And for most of those years I found it hard to affirm, not for others but for myself, that the holiest obligation each of us has (whether understood as being an obligation to God or to the world or simply to ourselves) is to be as fully and wholly and unabashedly ourselves as possible. To express fully and robustly the unique and unrepeatable version of life that we are and that we have been given to embody and to carry forth.

Still, I can say that I received many, many gifts through my years as a priest in the Church, for which I will always be grateful. Without my ordination, I would not have met, fallen in love with, and married David, and that means too that without my ordination there would be no Bekah or Anna in the world. And the absence of those realities is just plain unthinkable!


Perhaps you noticed that I didn't say I thought that "God was calling me" to leave my ordination behind. And perhaps you may be wondering something like: Did I believe "God" was calling me to renounce my ordination, the way I had once believed God was calling me to be ordained? Or, did I believe it was "just my soul" talking?

To which I have three answers:

First, that would depend on what you mean by the word "God"--which is a lot like Bill Clinton saying, "It depends on what the meaning of the word 'is' is." But that's another topic for another day.

Second, I believe that what you probably mean by "God" and what I mean by my "soul" (and everyone else's soul too, for that matter) are actually so interconnected and so similar in their make-up as to be almost indistinguishable from one another, at least when we are reasonably healthy and doing our best to pay close attention. And there are times when getting tripped up in definitions and distinctions, wondering where "God" ends and your own soul begins, is just another delaying tactic of the ego, one that I am very familiar with!
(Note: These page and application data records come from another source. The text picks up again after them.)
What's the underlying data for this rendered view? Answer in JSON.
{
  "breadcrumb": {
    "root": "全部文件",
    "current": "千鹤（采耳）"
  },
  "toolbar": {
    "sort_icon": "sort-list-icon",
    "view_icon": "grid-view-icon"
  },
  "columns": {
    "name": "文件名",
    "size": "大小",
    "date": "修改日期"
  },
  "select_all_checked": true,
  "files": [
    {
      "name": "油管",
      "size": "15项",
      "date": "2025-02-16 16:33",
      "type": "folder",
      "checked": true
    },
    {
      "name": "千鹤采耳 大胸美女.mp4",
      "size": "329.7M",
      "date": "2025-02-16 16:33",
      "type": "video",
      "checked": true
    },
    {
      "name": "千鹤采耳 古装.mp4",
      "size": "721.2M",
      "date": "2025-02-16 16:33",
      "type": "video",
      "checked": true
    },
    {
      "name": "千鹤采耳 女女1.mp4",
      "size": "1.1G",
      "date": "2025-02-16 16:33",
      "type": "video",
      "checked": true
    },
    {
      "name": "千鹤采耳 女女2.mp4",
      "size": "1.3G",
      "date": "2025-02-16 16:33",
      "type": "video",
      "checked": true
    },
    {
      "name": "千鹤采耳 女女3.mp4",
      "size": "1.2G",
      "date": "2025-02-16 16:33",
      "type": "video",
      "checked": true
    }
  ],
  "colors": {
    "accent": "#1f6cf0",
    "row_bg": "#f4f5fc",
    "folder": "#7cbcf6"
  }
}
And third, I have to confess that in the year or two leading up to my  decision to renounce my ordination I had kind of taken a vacation from God, or at least from the whole idea of "God". I had finally given myself the total, absolute freedom and privilege of not worrying about God.

This was a liberation and an unburdening of immense proportions, one I had entertained off and on but, as you can imagine, found difficult to consider seriously while I was still actively practicing ordained ministry in the Episcopal Church. Still, "taking a vacation from God" is putting things a bit more low-key and casual than it felt at the beginning.


Anonymous said...


I've just watched a DVD of David Whyte in San Francisco (the first ever DW DVD, I believe) in which he speaks so poetically---of course!---about "the conversation" Life wants to have with us. He suggests it's at the "intersect" of who we most know ourselves to be at the time, and the situations Life gives us to find out more about ourselves, that the holy encounter truly begins. Isn't that a pretty good fit for what you're describing in your own journey?

Amen, sister. You go, and keep going!

Sukie Curtis said...

I like that way of thinking about the "conversation" Life wants to have with us.

Thanks for your continuing presence and support!